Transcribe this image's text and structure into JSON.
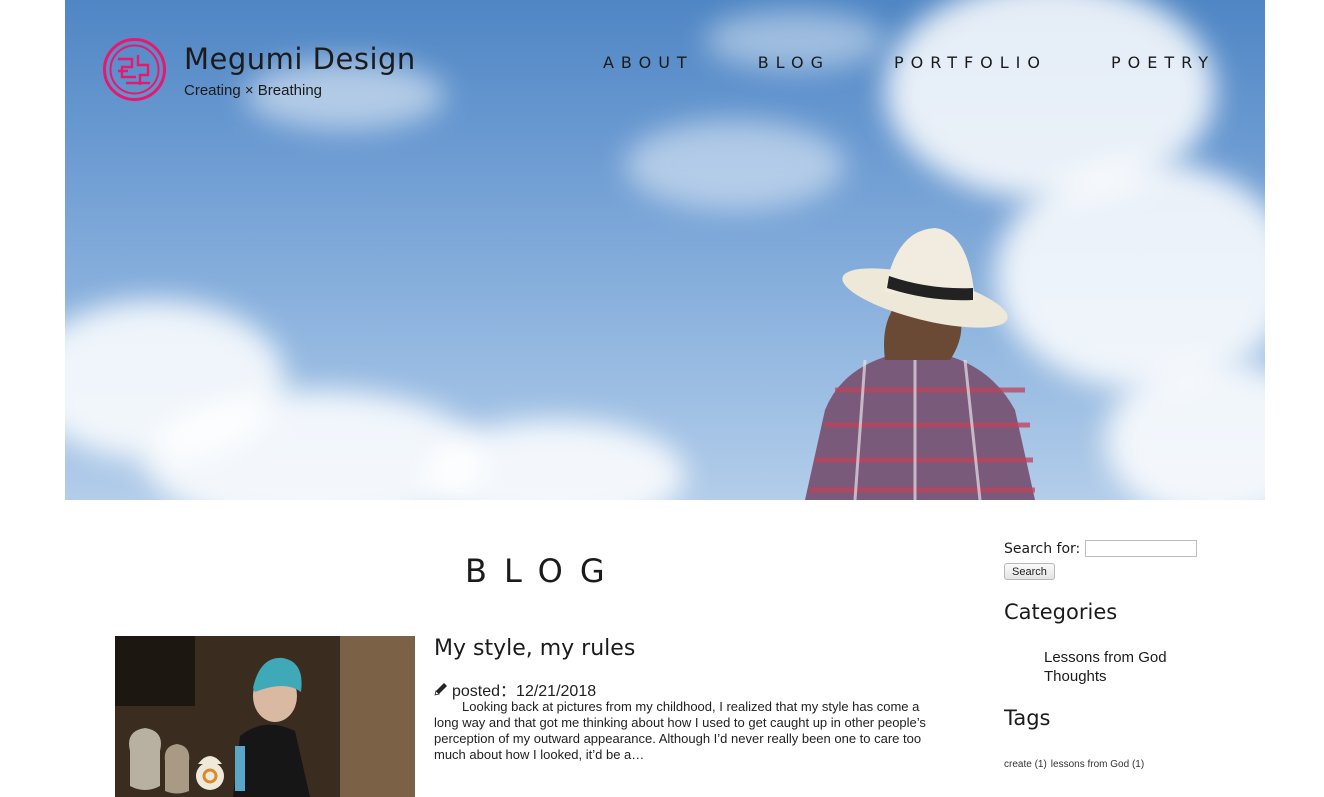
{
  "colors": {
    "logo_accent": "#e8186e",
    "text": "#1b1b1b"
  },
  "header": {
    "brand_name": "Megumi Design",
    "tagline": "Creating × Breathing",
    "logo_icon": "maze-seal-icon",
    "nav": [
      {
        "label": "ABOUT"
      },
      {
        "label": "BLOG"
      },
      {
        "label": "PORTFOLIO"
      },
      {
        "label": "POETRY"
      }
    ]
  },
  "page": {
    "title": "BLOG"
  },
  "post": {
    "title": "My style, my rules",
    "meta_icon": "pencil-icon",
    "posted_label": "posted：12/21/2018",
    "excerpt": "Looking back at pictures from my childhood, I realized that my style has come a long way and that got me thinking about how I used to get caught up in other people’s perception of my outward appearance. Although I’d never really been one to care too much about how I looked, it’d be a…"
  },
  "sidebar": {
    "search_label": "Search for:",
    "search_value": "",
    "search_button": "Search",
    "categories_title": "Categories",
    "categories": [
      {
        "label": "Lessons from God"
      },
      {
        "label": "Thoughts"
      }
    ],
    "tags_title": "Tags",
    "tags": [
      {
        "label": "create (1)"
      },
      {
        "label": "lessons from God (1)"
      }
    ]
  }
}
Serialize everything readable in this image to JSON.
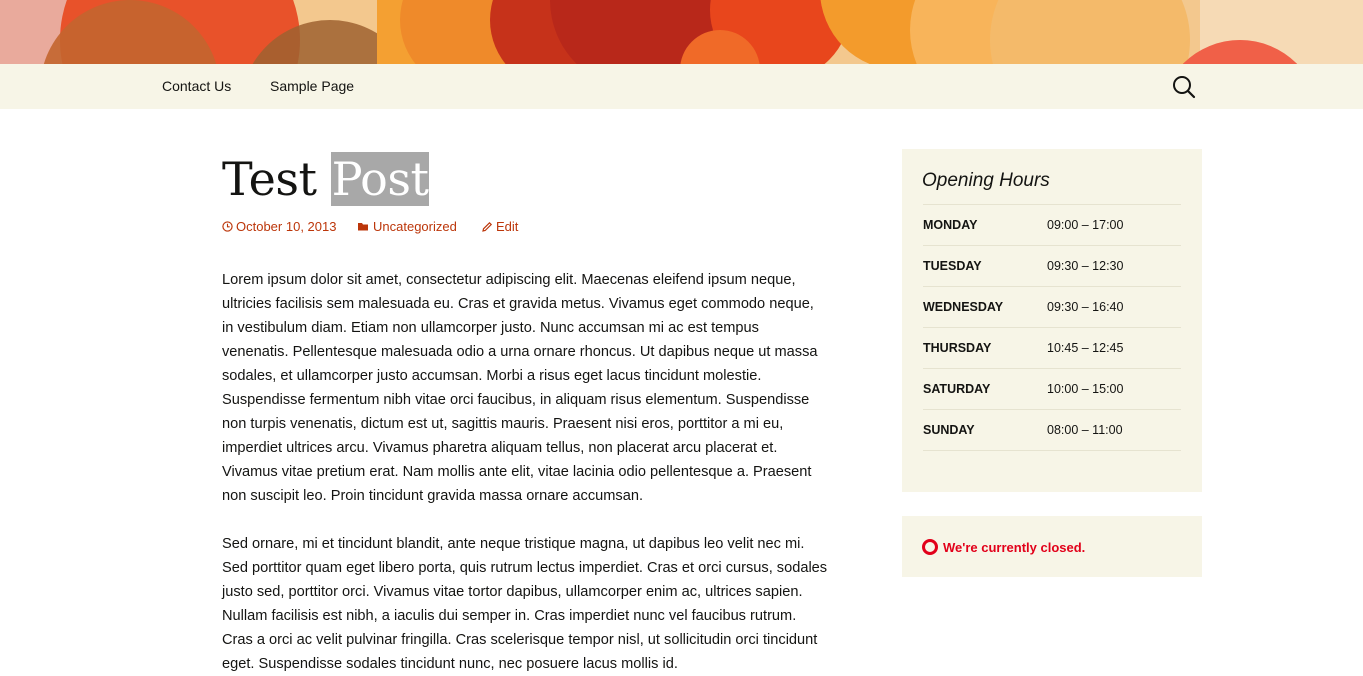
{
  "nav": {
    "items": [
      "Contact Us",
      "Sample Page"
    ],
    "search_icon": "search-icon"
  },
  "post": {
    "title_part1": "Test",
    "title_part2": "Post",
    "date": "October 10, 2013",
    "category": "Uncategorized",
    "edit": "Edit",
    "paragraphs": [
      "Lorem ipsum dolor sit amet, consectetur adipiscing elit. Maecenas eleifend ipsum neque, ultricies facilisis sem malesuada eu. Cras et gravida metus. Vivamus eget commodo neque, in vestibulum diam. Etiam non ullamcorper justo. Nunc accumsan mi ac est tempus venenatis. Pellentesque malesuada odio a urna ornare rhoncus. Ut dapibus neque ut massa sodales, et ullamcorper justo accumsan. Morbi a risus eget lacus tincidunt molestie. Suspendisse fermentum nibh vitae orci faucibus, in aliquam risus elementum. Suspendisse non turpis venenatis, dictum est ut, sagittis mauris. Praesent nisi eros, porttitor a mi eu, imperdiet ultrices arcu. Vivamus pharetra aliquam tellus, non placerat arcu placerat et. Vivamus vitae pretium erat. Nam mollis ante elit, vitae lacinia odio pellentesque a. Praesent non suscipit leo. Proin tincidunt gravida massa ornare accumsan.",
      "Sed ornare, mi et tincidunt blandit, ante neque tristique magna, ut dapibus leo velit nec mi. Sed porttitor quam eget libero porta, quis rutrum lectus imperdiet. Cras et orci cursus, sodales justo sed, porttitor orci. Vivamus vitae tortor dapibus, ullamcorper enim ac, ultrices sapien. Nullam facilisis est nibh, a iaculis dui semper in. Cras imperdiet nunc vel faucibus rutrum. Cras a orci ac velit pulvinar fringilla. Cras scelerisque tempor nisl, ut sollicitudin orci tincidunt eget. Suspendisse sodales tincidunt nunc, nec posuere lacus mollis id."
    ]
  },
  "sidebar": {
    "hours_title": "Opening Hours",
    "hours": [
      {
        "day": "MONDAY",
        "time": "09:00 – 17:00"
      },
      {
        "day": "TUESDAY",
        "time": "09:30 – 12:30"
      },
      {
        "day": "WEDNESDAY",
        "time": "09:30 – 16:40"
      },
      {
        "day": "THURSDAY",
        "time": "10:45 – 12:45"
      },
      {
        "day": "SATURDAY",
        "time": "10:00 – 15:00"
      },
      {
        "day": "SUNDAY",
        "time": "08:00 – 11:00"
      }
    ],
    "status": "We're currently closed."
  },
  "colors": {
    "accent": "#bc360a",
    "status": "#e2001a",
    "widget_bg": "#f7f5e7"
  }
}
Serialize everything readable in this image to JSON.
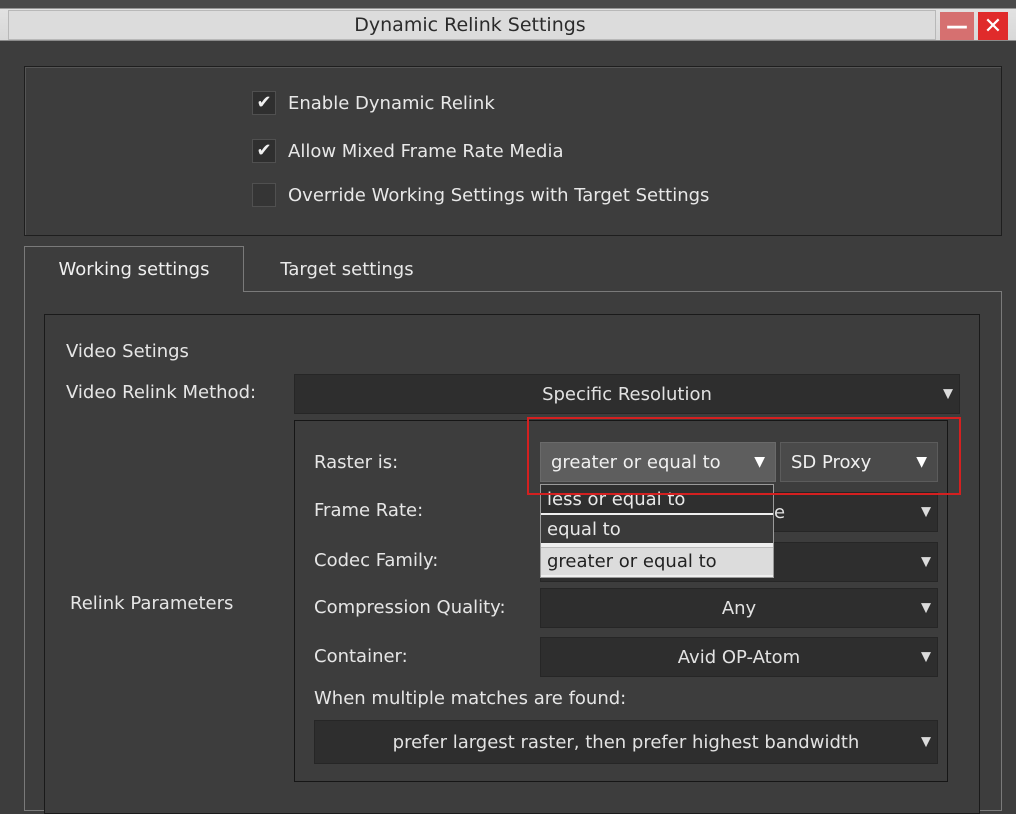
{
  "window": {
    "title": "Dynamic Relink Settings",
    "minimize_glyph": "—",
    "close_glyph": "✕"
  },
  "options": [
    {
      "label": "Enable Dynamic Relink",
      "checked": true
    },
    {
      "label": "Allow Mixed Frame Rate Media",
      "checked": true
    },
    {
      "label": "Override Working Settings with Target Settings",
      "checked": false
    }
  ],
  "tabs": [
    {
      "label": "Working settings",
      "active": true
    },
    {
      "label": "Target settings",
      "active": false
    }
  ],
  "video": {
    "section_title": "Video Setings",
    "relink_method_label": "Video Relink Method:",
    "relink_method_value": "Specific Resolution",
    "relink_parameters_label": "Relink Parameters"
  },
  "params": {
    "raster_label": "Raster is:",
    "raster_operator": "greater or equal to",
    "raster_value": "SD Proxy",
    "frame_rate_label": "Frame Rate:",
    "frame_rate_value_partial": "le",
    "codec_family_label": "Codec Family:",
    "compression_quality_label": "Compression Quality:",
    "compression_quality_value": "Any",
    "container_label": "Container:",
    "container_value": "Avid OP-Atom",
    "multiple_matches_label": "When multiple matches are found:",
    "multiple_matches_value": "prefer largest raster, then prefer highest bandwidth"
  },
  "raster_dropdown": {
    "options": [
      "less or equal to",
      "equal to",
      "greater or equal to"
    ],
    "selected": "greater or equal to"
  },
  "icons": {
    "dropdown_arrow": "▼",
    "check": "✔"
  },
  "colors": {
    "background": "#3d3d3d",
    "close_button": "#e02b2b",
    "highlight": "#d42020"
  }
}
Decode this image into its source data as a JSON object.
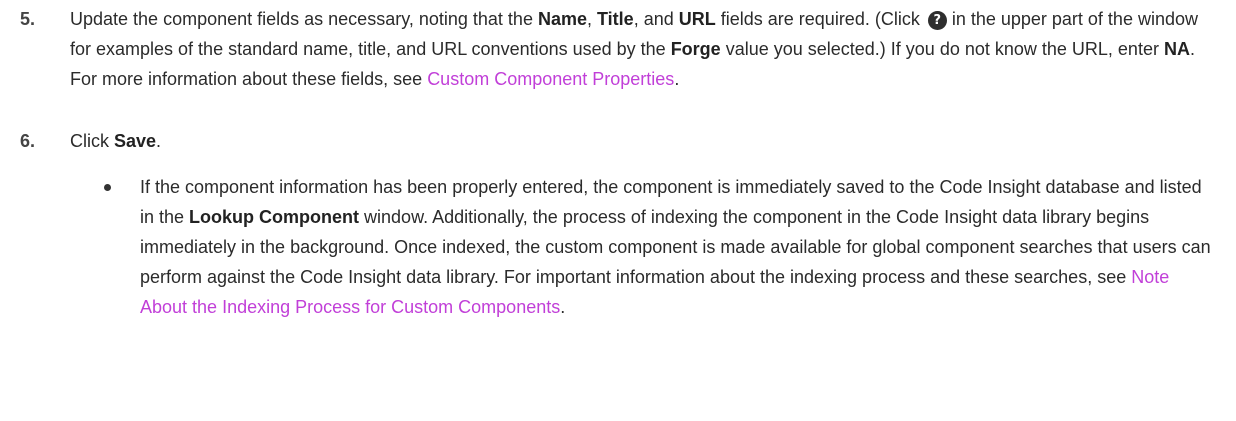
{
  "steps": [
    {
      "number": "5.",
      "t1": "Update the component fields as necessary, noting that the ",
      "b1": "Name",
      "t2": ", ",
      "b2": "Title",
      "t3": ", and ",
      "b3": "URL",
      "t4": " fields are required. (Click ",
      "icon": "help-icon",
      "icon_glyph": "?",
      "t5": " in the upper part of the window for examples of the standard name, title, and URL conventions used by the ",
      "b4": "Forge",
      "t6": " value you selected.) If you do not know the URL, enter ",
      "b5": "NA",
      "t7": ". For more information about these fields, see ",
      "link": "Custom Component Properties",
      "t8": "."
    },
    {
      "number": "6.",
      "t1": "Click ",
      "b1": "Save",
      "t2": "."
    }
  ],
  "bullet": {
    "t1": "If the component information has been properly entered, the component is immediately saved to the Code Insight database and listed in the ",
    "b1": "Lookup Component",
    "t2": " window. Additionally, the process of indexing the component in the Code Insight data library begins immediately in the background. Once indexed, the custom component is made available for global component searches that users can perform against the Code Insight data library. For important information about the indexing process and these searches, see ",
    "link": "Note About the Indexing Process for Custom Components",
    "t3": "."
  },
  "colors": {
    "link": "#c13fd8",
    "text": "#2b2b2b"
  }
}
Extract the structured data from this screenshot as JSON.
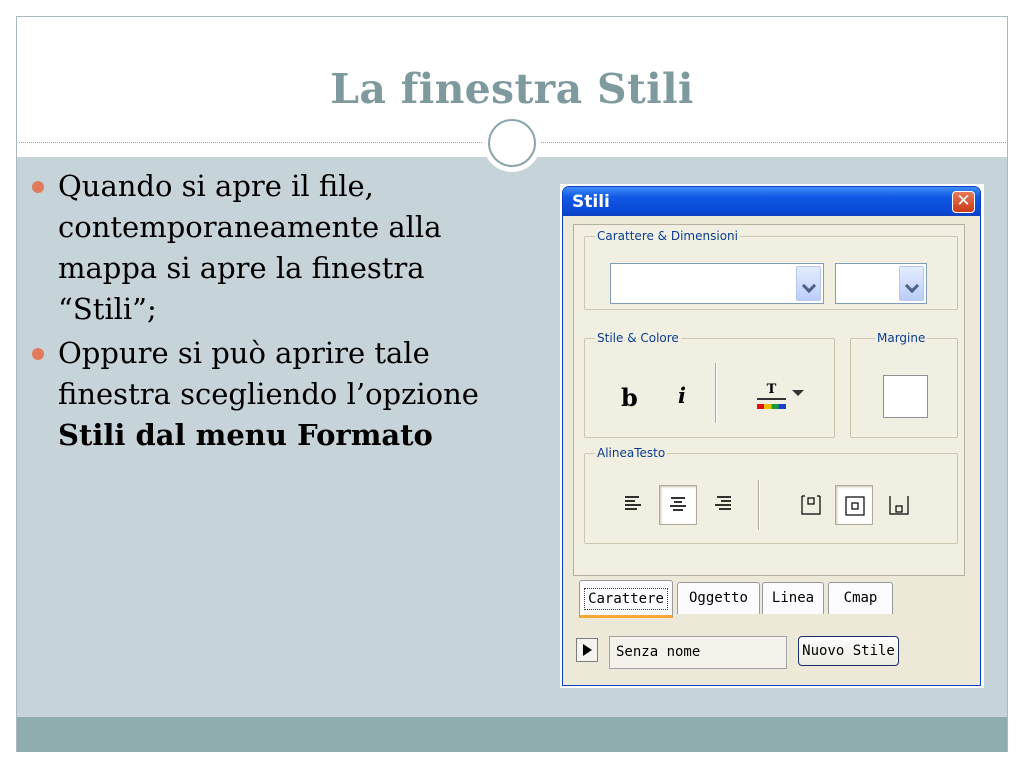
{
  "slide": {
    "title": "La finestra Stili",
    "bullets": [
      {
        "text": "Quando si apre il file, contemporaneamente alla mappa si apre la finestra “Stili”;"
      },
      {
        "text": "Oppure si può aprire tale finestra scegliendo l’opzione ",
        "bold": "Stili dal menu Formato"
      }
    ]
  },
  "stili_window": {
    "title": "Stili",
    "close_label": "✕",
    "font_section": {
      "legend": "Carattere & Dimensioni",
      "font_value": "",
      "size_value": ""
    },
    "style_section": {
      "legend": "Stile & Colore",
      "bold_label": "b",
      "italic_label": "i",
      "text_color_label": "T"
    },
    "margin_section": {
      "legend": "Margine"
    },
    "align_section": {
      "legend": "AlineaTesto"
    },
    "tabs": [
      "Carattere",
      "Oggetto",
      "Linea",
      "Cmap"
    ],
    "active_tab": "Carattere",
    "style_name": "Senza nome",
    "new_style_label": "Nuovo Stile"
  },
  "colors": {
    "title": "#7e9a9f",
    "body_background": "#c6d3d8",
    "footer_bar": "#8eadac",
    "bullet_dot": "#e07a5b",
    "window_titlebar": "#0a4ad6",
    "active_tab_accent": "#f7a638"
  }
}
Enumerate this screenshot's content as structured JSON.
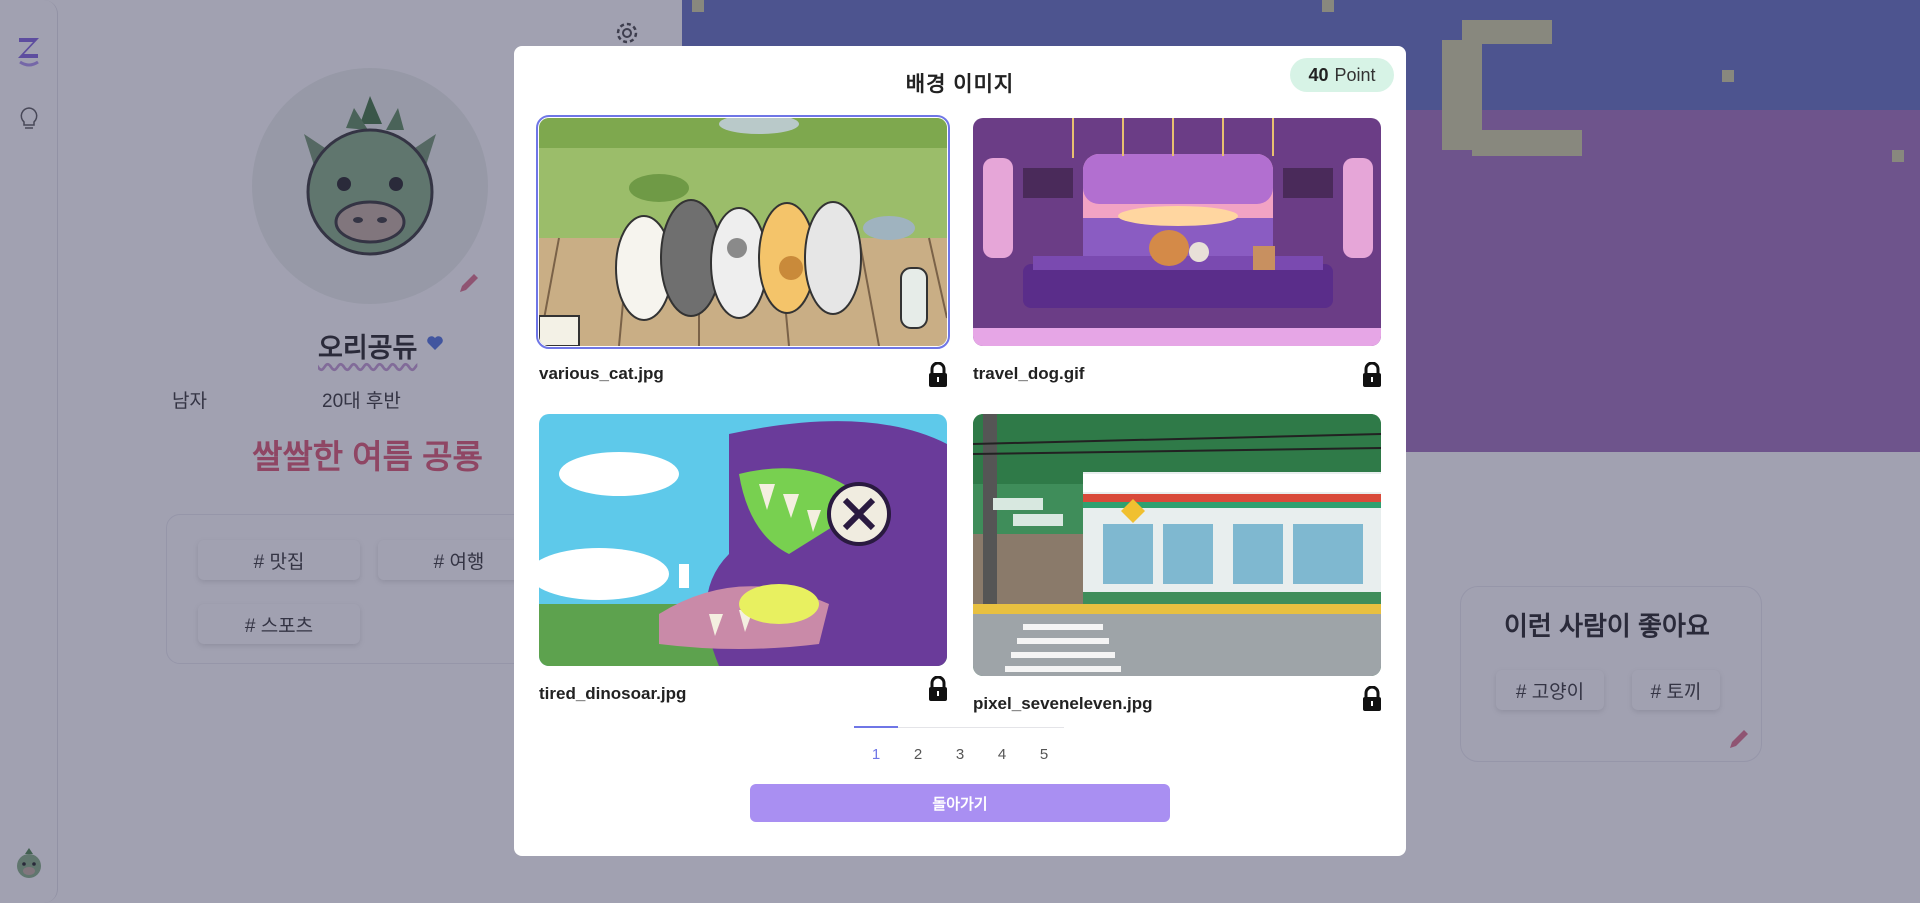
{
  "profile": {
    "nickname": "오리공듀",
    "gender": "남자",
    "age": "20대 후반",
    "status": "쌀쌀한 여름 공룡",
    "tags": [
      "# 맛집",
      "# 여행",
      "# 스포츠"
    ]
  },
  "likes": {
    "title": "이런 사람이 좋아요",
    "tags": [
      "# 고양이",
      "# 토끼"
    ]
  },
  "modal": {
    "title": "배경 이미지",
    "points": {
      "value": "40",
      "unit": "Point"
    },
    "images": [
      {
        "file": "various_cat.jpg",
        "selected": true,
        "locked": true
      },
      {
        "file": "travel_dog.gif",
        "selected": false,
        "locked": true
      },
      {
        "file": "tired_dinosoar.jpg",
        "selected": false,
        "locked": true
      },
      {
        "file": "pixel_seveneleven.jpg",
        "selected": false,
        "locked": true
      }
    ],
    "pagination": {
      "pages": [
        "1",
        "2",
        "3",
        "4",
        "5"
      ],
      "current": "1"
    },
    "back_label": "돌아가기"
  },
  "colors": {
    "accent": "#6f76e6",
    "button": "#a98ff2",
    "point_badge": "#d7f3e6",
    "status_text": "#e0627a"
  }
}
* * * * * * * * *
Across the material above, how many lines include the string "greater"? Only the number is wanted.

3